Standing in the doorway, watching her play, I cannot help but wonder if it is really Melina that I hear? The longer I listen to the piano sing, the more I see my beloved Beethoven, sitting on the floor of his upper room with candles flickering around him.
This is madness! Surely his spirit cannot live again inside of this tormented mortal woman’s body…But what if I am wrong? What if he lives again inside of her? Perhaps that is the reason behind her insistent playing. Could my Beethoven be calling me through his music to save him and free his soul?
Her heartbeat is pounding in my ears; I hear it and I wonder if it might be his. The scent of her mortal blood tempts me, calls to me, until I can no longer fight my thirst.
The piano bench crashes onto the floor, as I pull my beloved back from the piano keys and sink my fangs deep into the fount of blood hidden inside of her throat. I drink deeply, my ancient flesh warming as I quickly take Melina’s life, for sadly this is not my beloved composer. I know this now. And now it is too late.
The body in my arms does not hold Beethoven’s spirit. This is simply a tortured, angry young woman on the edge of madness, and I am about to give her eternal life. Her eyes are dead as her lips search blindly for the open vein in my wrist.
It would be best to let her go, to just let her die. But I gave my word to my only friend left in this world that she would be safe in my care. Am I such a monster to kill her after promising to give her sanctuary? I must let her drink, but in my heart I know that even immortality will not save this one from death. Her mind is not strong enough to face an endless eternity of dark evenings, but she will not perish this night. I have learned over the centuries that a friend is more precious than gold. Marcus is my friend, and he loves her.

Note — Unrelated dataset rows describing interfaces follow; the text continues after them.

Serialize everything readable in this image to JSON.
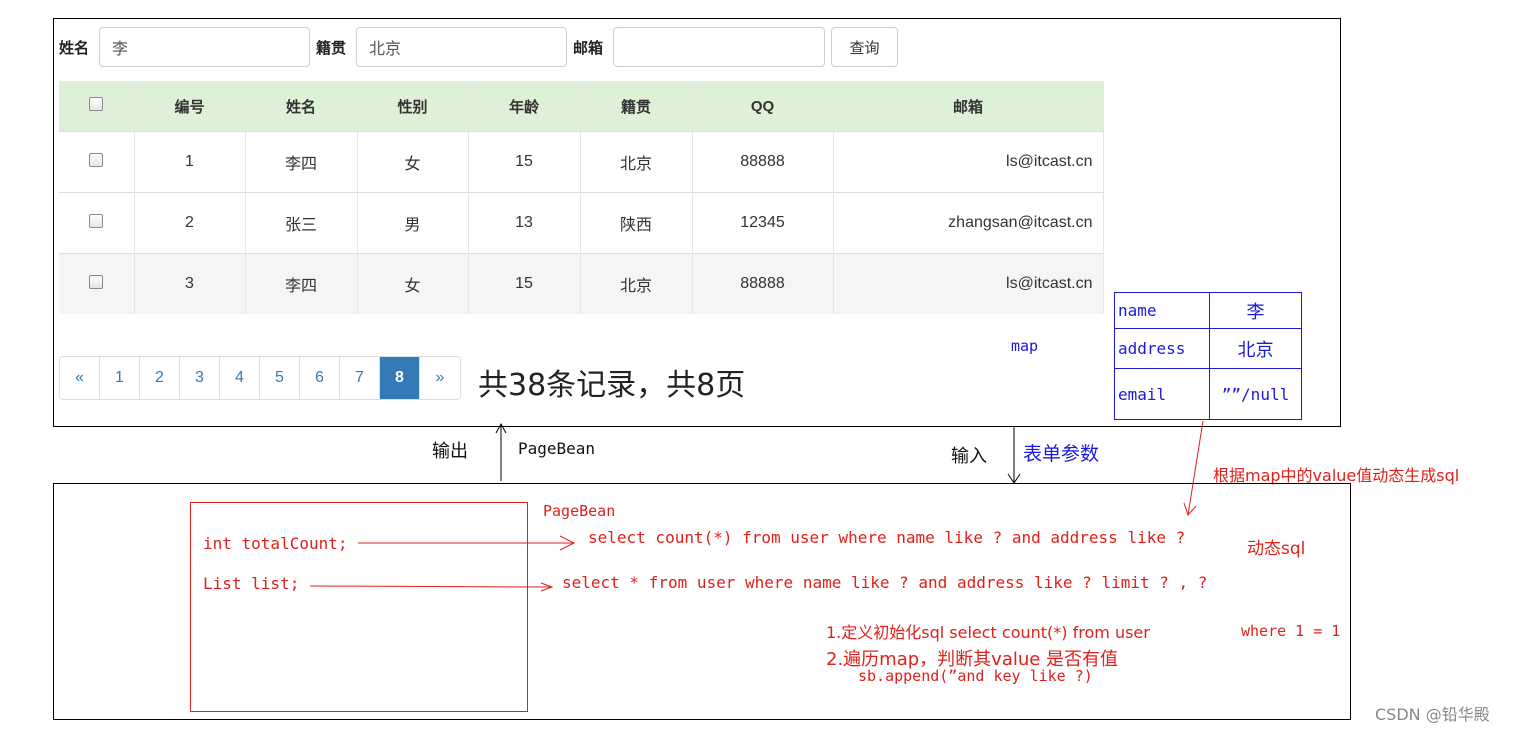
{
  "search": {
    "name_label": "姓名",
    "name_value": "李",
    "address_label": "籍贯",
    "address_value": "北京",
    "email_label": "邮箱",
    "email_value": "",
    "query_button": "查询"
  },
  "table": {
    "headers": [
      "编号",
      "姓名",
      "性别",
      "年龄",
      "籍贯",
      "QQ",
      "邮箱"
    ],
    "rows": [
      {
        "id": "1",
        "name": "李四",
        "gender": "女",
        "age": "15",
        "address": "北京",
        "qq": "88888",
        "email": "ls@itcast.cn"
      },
      {
        "id": "2",
        "name": "张三",
        "gender": "男",
        "age": "13",
        "address": "陕西",
        "qq": "12345",
        "email": "zhangsan@itcast.cn"
      },
      {
        "id": "3",
        "name": "李四",
        "gender": "女",
        "age": "15",
        "address": "北京",
        "qq": "88888",
        "email": "ls@itcast.cn"
      }
    ]
  },
  "pagination": {
    "prev": "«",
    "pages": [
      "1",
      "2",
      "3",
      "4",
      "5",
      "6",
      "7",
      "8"
    ],
    "active": "8",
    "next": "»",
    "total_text": "共38条记录，共8页"
  },
  "map": {
    "label": "map",
    "rows": [
      {
        "key": "name",
        "value": "李"
      },
      {
        "key": "address",
        "value": "北京"
      },
      {
        "key": "email",
        "value": "””/null"
      }
    ]
  },
  "flow": {
    "output_label": "输出",
    "output_type": "PageBean",
    "input_label": "输入",
    "input_type": "表单参数",
    "map_note": "根据map中的value值动态生成sql"
  },
  "pagebean": {
    "title": "PageBean",
    "field1": "int totalCount;",
    "field2": "List list;",
    "sql1": "select count(*) from user where name like ? and address like ?",
    "sql2": "select * from user where name like ? and address like ? limit ? , ?",
    "dynamic_label": "动态sql",
    "step1a": "1.定义初始化sql select count(*) from user",
    "step1b": "where 1 = 1",
    "step2": "2.遍历map，判断其value 是否有值",
    "step3": "sb.append(”and  key like ?)"
  },
  "watermark": "CSDN @铅华殿",
  "colors": {
    "annotation_red": "#e0201b",
    "annotation_blue": "#1a1adb",
    "header_green": "#dff0d8",
    "active_page": "#337ab7"
  }
}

Melina is pulling at my veins now. Drinking deeply of the eternal life in my blood with a voracious appetite. My decision has been made. She will be a vampire.
I watch her open her eyes, the madness is still burning deep within them as she stares at me with a twisted grin. What have I done? But I already know of my horrible mistake. And all that I can offer my dear friend, Marcus, is a silent prayer. Forgive me…Please forgive me.